What to work on ->
When counting, include every line of the data that holds "năng", then state the total alone.

*** Data ***

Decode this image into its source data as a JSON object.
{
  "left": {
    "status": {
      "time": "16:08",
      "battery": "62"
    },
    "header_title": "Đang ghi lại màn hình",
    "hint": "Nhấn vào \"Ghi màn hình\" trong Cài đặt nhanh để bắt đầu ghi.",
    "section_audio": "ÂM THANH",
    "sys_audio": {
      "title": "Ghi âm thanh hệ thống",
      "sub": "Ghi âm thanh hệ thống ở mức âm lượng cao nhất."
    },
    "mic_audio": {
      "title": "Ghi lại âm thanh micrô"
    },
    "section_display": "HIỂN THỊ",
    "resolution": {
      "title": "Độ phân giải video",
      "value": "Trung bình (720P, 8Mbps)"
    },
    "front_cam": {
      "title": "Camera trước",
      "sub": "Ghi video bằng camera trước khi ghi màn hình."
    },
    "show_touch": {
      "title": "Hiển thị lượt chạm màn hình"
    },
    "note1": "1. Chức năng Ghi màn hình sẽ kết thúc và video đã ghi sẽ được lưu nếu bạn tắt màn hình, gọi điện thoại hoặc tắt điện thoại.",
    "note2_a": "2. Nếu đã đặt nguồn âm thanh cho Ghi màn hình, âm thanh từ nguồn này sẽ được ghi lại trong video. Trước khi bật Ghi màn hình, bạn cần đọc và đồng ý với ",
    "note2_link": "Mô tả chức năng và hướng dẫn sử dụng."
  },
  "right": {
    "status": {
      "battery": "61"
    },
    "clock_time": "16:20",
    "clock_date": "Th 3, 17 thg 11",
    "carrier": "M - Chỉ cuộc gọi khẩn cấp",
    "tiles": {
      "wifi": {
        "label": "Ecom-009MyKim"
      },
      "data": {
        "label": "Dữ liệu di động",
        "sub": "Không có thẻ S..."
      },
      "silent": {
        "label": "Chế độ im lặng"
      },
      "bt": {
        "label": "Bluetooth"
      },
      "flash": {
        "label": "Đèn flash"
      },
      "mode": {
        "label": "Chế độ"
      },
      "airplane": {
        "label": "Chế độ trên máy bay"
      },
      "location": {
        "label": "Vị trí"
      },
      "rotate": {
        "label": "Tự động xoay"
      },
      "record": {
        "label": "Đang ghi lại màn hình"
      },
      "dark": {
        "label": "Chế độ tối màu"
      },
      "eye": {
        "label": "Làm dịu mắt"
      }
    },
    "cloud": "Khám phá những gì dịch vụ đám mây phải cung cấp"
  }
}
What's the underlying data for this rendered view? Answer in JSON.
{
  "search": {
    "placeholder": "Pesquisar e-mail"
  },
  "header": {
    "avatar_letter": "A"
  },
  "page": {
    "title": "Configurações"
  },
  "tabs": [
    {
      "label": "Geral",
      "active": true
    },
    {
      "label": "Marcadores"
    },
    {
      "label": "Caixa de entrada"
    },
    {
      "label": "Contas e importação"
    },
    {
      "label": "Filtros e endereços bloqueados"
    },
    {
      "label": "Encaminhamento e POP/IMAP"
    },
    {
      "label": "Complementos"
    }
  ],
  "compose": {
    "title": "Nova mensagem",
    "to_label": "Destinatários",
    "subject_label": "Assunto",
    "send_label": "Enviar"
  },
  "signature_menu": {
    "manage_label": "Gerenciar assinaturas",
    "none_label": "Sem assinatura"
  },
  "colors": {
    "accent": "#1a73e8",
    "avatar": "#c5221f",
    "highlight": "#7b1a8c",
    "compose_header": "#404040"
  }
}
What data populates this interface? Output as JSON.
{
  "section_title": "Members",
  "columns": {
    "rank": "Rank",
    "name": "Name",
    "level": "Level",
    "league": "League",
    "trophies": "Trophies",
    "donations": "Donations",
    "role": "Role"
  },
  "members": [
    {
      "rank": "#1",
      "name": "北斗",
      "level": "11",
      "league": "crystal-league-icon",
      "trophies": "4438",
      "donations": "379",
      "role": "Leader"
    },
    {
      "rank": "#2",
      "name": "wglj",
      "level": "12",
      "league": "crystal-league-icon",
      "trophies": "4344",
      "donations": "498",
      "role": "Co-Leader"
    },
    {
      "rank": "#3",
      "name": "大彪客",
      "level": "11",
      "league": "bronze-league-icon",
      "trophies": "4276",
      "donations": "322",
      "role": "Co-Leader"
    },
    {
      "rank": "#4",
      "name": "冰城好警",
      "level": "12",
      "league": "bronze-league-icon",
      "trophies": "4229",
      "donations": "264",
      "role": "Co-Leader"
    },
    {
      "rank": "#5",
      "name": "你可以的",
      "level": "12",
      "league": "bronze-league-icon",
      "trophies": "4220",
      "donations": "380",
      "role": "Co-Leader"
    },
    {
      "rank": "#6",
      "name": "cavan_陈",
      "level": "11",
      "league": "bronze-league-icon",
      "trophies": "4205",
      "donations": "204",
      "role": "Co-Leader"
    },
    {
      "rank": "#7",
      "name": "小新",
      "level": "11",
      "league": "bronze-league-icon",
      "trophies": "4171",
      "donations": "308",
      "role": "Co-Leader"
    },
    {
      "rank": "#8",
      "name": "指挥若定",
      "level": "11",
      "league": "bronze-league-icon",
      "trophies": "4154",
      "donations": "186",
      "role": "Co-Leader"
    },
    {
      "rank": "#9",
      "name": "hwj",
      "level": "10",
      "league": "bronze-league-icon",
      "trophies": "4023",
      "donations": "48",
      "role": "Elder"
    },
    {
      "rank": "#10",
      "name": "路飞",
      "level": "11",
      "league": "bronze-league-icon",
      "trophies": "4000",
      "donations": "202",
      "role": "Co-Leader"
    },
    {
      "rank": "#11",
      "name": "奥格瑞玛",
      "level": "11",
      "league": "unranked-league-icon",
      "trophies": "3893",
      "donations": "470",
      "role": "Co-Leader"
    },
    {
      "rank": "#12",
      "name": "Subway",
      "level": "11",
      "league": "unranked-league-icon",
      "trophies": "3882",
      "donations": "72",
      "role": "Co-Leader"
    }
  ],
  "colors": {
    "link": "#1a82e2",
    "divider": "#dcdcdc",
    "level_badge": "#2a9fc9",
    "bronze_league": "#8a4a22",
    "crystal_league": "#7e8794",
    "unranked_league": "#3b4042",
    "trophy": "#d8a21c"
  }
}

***

Solution to this task ->
2